Our class may be small, but we have sure made an impact at our school and in our town. We have accomplished many things throughout our time as YellowJackets, and although it is tragic that our time together had to end so unexpectedly the way it did, I am so proud to be a part of the class of 2020. I am going to miss my time spent in those hallways, but I am confident in saying that I left a wiser, stronger, braver, and most importantly kinder person than when I entered those doors because of my fellow classmates. — Sydney Wetzel, Girard High School Senior Class President
High School is a time in our lives when we begin to experience and have the opportunity to explore the world we are so eager to enter. Each of these past four years has been a stepping stone, leading us and preparing us for our bright futures. Every year has brought us fond memories that we will reflect on throughout our lives. — Lauren Weindorf, Fairview High School, Summa Cum Laude
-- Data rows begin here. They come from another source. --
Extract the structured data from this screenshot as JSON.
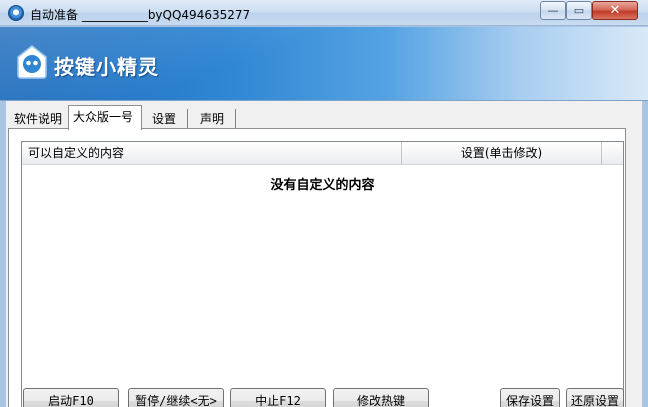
{
  "window": {
    "title": "自动准备 ___________byQQ494635277",
    "minimize_glyph": "—",
    "maximize_glyph": "▭",
    "close_glyph": "✕"
  },
  "banner": {
    "title": "按键小精灵"
  },
  "tabs": [
    {
      "label": "软件说明",
      "active": false
    },
    {
      "label": "大众版一号",
      "active": true
    },
    {
      "label": "设置",
      "active": false
    },
    {
      "label": "声明",
      "active": false
    }
  ],
  "list": {
    "columns": [
      "可以自定义的内容",
      "设置(单击修改)"
    ],
    "empty_message": "没有自定义的内容"
  },
  "buttons": {
    "start": "启动F10",
    "pause": "暂停/继续<无>",
    "stop": "中止F12",
    "hotkey": "修改热键",
    "save": "保存设置",
    "restore": "还原设置"
  },
  "icons": {
    "app": "app-logo-icon",
    "banner": "ghost-logo-icon"
  },
  "colors": {
    "banner_start": "#1e6cbc",
    "banner_end": "#d9e9f8",
    "close_button": "#c23b28"
  }
}
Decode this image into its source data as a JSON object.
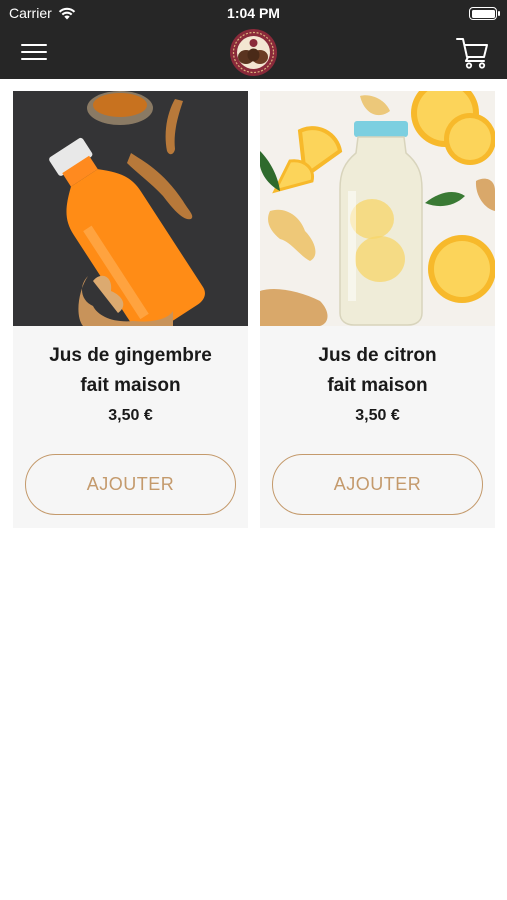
{
  "status_bar": {
    "carrier": "Carrier",
    "time": "1:04 PM"
  },
  "nav": {
    "menu_icon": "hamburger-menu-icon",
    "logo_icon": "brand-logo",
    "cart_icon": "shopping-cart-icon"
  },
  "colors": {
    "bar_background": "#262626",
    "accent": "#c49a6c",
    "card_background": "#f6f6f6"
  },
  "products": [
    {
      "name_line1": "Jus de gingembre",
      "name_line2": "fait maison",
      "price": "3,50 €",
      "button_label": "AJOUTER"
    },
    {
      "name_line1": "Jus de citron",
      "name_line2": "fait maison",
      "price": "3,50 €",
      "button_label": "AJOUTER"
    }
  ]
}
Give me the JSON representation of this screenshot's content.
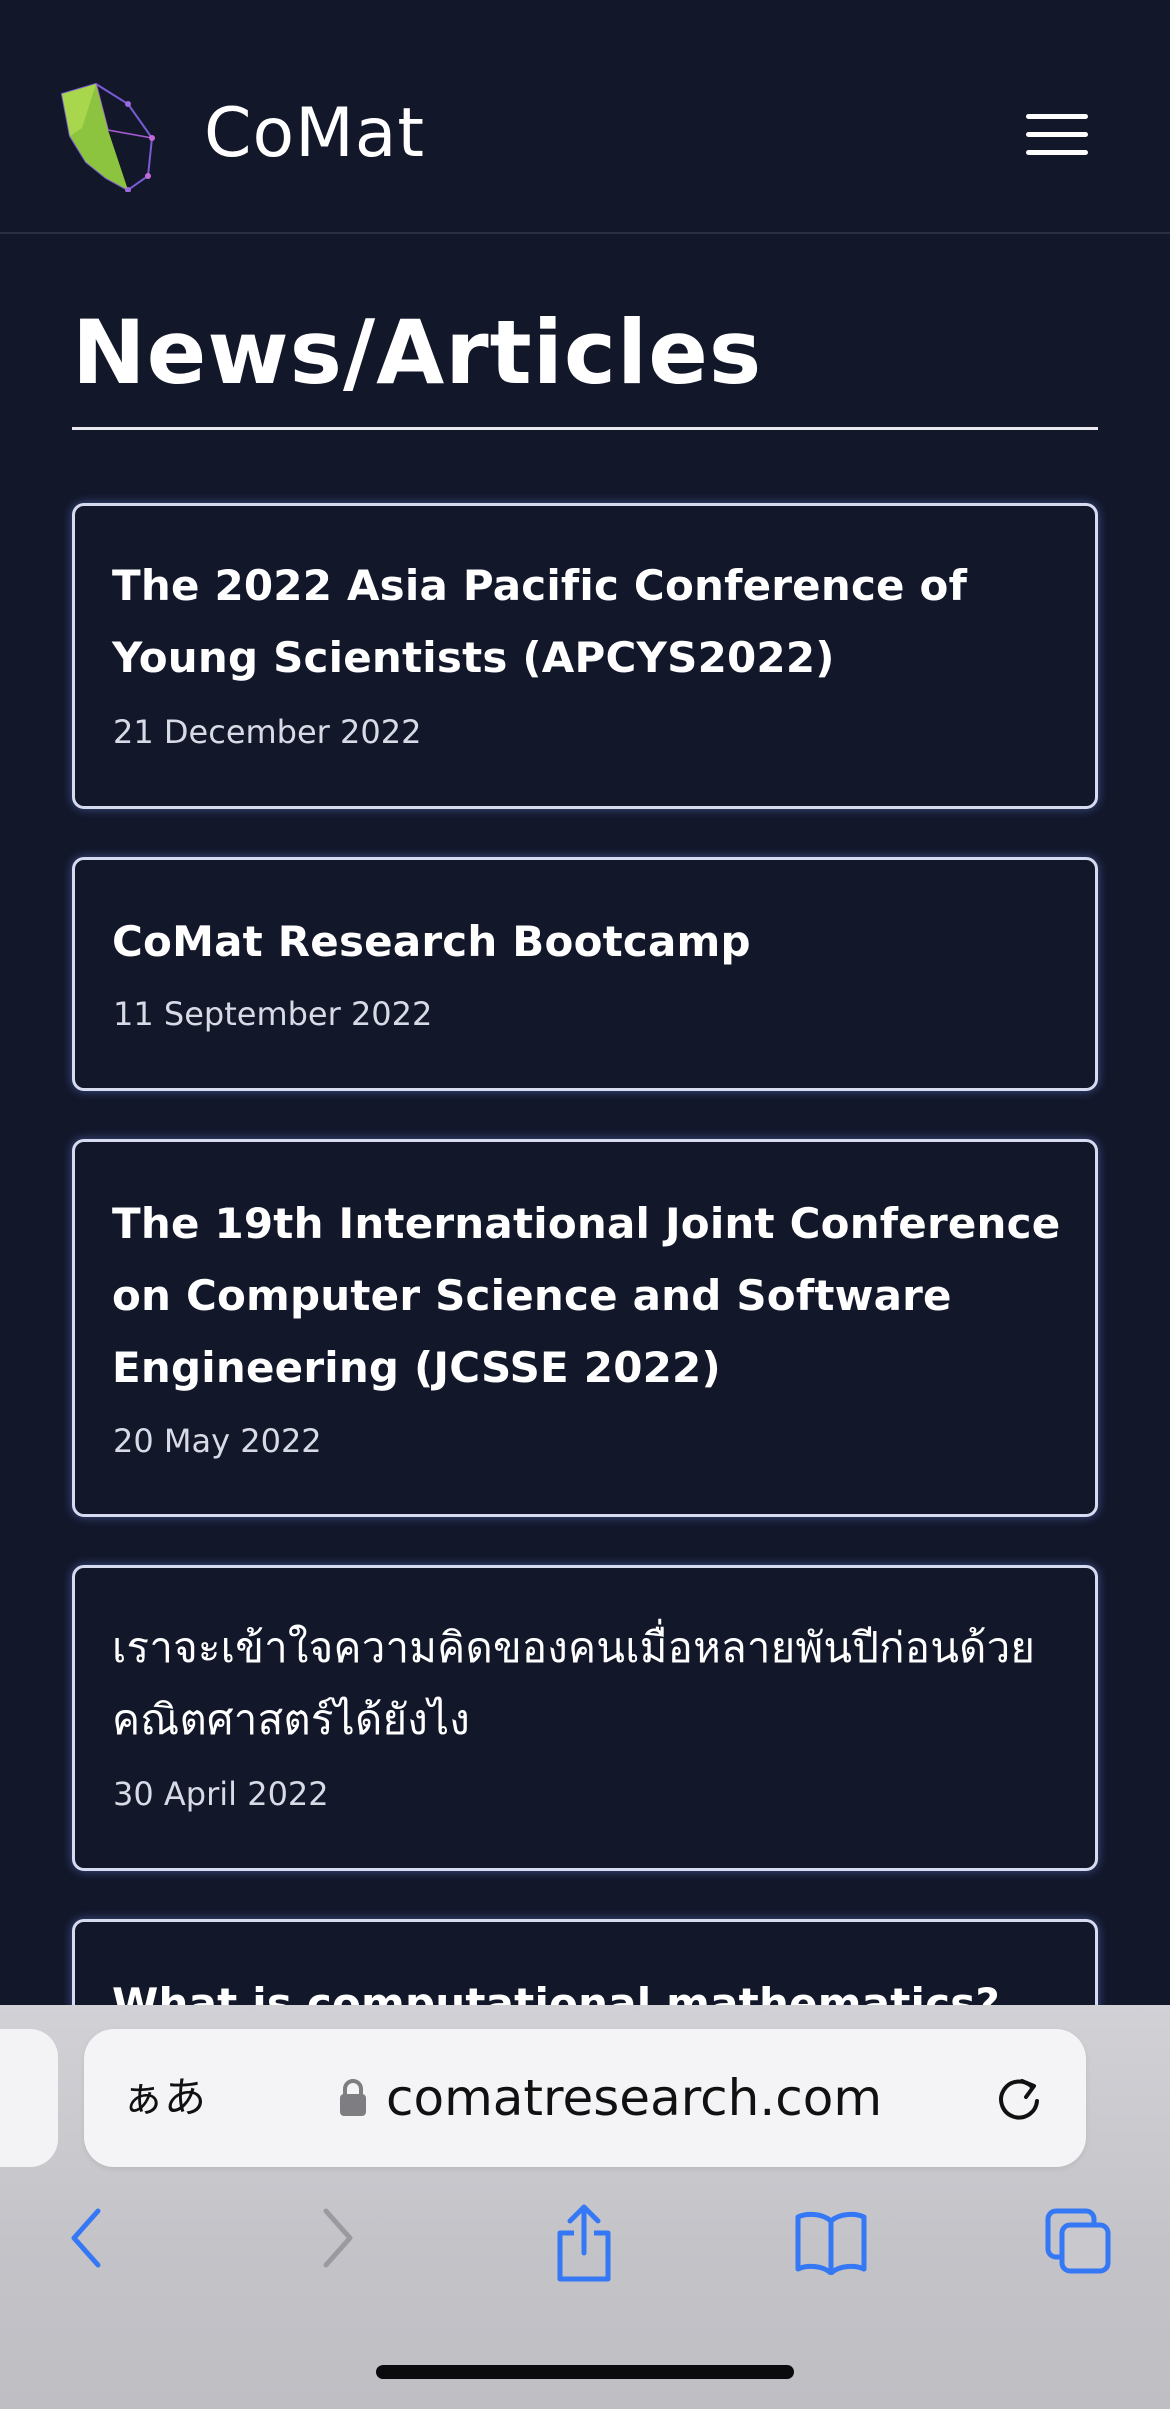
{
  "header": {
    "brand": "CoMat",
    "logo_icon": "comat-leaf-network-logo",
    "menu_icon": "hamburger-menu-icon"
  },
  "main": {
    "title": "News/Articles",
    "articles": [
      {
        "title": "The 2022 Asia Pacific Conference of Young Scientists (APCYS2022)",
        "date": "21 December 2022"
      },
      {
        "title": "CoMat Research Bootcamp",
        "date": "11 September 2022"
      },
      {
        "title": "The 19th International Joint Conference on Computer Science and Software Engineering (JCSSE 2022)",
        "date": "20 May 2022"
      },
      {
        "title": "เราจะเข้าใจความคิดของคนเมื่อหลายพันปีก่อนด้วยคณิตศาสตร์ได้ยังไง",
        "date": "30 April 2022"
      },
      {
        "title": "What is computational mathematics?",
        "date": ""
      }
    ]
  },
  "browser": {
    "text_size_label": "ぁあ",
    "url": "comatresearch.com",
    "icons": {
      "lock": "lock-icon",
      "reload": "reload-icon",
      "back": "back-chevron-icon",
      "forward": "forward-chevron-icon",
      "share": "share-icon",
      "bookmarks": "bookmarks-book-icon",
      "tabs": "tabs-icon"
    },
    "colors": {
      "accent": "#3478f6",
      "disabled": "#9a9aa0"
    }
  },
  "colors": {
    "page_background": "#12172a",
    "card_border": "#d7dbef",
    "text": "#ffffff",
    "date_text": "#d8dbe6"
  }
}
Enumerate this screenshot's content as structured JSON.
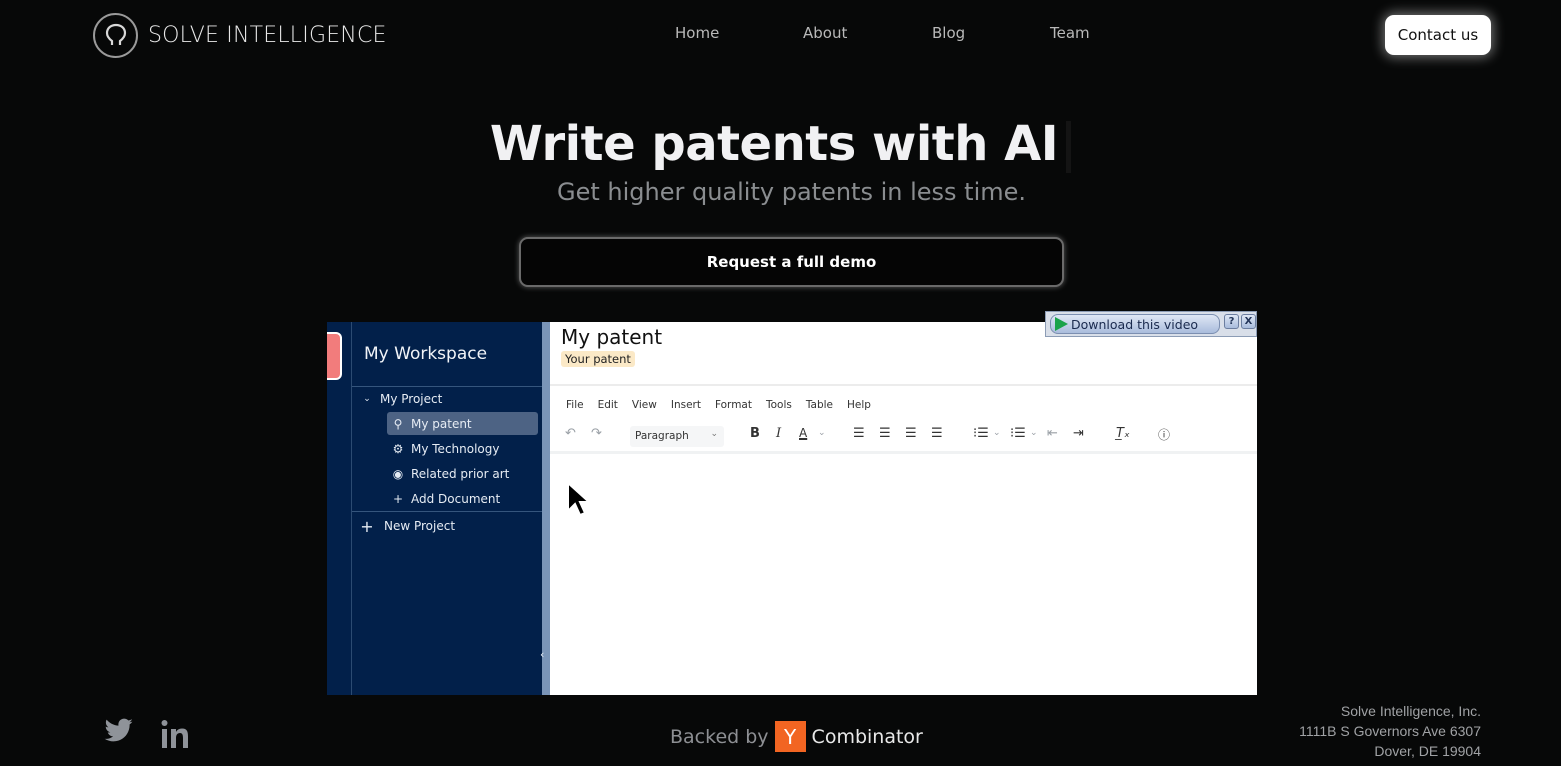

In the coming years, remember that you all hold the power to create change, regardless of what position you hold or how much power you possess. Especially in turbulent times like these, we need people who can leave behind a better world, people who can serve as models for posterity as they continue the advancement of human achievement. — Kevin Xu, Collegiate Academy speaker
Thank you to the many principals, teachers, counselors, and school administrators who assisted in compiling these excerpts, and a sincere thank you and congratulations to the class of 2020.
Nick Warren can be reached at firstname.lastname@example.org